Football players have long prided themselves on braving the elements - from wearing short sleeves in frigid temperatures to completing two-a-days in the stifling heat of August.
But lightning is a whole different story.
Since the NFL adopted its current 32-team makeup for the 2002 season, Mother Nature has disrupted two preseason games with lightning.
The most recent was Saturday night, when two storm fronts swept through the Washington area and forced first a delay and then the end of the Ravens' game with the Washington Redskins.
With lightning leading officials to clear FedEx Field with 11:38 left in the third quarter, the game was called, with the Redskins, who were leading 13-7, declared the winners.
On Aug. 4, 2003, the Pro Football Hall of Fame game between the Kansas City Chiefs and Green Bay Packers was called with 5:49 left in the third quarter because of lightning. The Chiefs, who were leading 9-0, secured the victory.
The Packers were also cut short in a preseason, Hall of Fame game with the San Diego Chargers on Aug. 2, 1980, when lightning forced the game to be called with 5:29 left in the fourth quarter.
Of course, many Americans can recall commissioner Paul Tagliabue's decision to postpone games scheduled for Sept. 16 and 17, 2001, in the wake of the Sept. 11 terrorist attacks on New York City and Washington.
That move contrasted greatly with the league's decision to play games two days after the assassination of President John F. Kennedy on Nov. 22, 1963.
The Ravens were involved in a cancellation when the preseason opener against the Eagles in Philadelphia on Aug. 13, 2001, was called off because of dangerous conditions on the artificial turf.
And a 57-day players strike reduced the number of games from 16 to nine during the 1982 season.
Still, it takes a lot for the NFL to cancel a game because of weather.

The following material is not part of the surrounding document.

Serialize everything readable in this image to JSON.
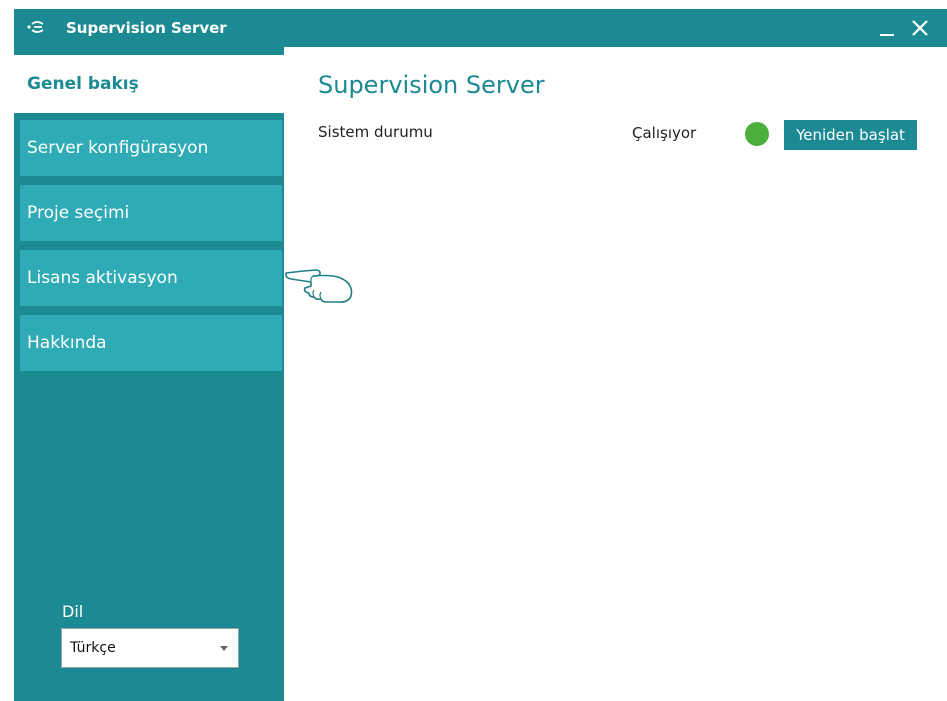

Although several games have been rescheduled (the Miami Dolphins have had three games moved since 2004 because of hurricanes, and the New Orleans Saints had to move a home game to Giants Stadium in New Jersey after Hurricane Katrina hit New Orleans in September 2005), no record of a regular-season game being called because of weather could be found.
And the league refused to cancel a preseason game between the visiting Dolphins and the host Saints on Sept. 3, 2004, because Miami players were concerned about Hurricane Frances, which was heading toward Florida.